── GIVEN RECORDS

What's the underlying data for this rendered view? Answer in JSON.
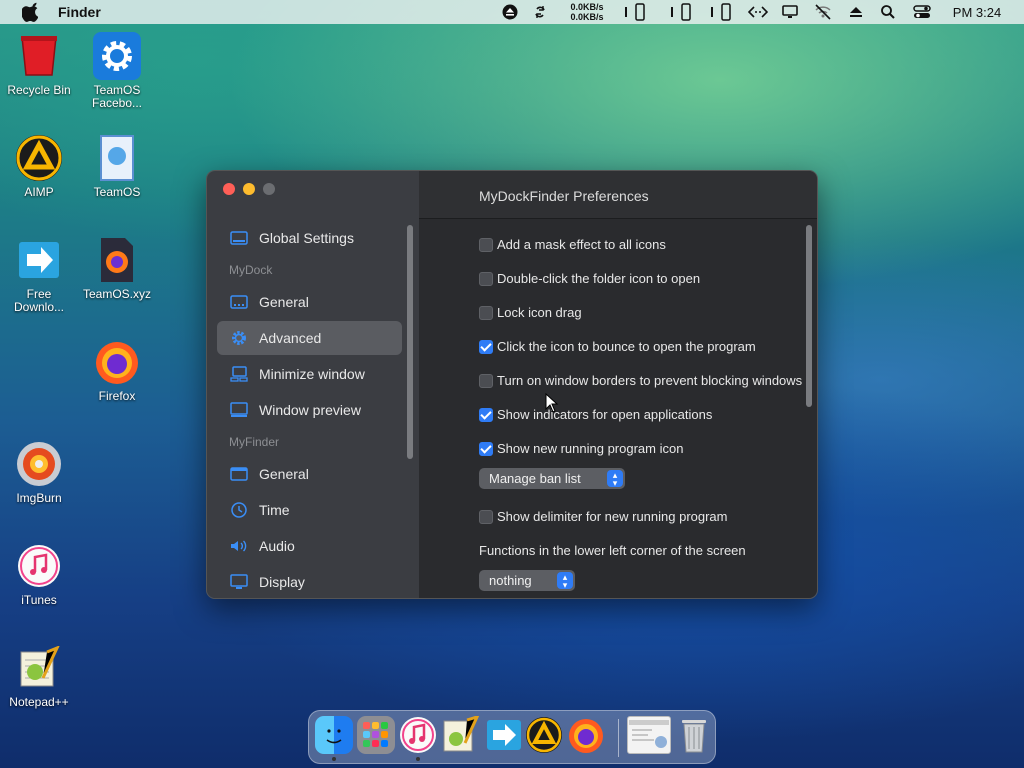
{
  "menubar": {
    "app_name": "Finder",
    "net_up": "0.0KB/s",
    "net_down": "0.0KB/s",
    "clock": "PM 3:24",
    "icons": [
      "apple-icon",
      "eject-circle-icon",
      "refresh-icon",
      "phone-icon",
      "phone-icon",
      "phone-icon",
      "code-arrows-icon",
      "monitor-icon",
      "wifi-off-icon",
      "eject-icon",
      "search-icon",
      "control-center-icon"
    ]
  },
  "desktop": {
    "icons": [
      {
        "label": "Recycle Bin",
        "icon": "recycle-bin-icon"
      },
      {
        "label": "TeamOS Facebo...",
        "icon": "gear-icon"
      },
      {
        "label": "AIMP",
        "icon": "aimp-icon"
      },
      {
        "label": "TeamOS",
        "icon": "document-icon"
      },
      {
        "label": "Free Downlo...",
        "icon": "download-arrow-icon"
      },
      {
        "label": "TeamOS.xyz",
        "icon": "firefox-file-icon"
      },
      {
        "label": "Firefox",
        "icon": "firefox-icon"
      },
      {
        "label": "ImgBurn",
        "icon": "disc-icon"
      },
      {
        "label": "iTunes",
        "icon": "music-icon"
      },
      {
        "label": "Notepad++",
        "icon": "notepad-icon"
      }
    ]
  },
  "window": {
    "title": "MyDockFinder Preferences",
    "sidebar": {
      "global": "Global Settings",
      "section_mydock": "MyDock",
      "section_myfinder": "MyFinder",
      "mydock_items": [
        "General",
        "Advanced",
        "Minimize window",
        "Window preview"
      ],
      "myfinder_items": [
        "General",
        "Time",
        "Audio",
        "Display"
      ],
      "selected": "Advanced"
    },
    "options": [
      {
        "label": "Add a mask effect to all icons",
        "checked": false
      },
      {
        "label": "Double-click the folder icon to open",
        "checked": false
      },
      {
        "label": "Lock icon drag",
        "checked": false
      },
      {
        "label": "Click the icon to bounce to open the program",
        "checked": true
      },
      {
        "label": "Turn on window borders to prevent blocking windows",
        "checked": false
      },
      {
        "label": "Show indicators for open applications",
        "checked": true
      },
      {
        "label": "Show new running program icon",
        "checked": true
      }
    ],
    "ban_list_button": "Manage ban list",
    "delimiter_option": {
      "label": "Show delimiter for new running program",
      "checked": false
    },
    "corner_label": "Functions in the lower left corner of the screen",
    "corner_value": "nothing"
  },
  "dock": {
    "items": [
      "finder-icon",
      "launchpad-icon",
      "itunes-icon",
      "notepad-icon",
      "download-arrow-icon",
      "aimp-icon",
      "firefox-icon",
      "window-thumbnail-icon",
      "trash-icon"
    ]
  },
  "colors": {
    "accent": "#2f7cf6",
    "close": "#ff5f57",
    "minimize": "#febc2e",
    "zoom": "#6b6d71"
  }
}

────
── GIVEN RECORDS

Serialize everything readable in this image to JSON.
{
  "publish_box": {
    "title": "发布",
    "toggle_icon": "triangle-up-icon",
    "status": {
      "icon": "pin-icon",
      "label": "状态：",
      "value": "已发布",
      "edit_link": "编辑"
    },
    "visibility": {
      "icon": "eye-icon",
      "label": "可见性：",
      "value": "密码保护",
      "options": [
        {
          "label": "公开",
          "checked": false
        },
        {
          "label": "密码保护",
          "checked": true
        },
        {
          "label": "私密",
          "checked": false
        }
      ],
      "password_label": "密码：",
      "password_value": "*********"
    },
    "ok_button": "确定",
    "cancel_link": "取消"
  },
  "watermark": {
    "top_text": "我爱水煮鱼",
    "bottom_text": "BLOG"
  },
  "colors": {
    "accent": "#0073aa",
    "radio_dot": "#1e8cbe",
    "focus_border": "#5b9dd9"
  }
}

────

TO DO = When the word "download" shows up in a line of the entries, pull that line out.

SOLUTION =
        "icon": "download-arrow-icon"
      "download-arrow-icon",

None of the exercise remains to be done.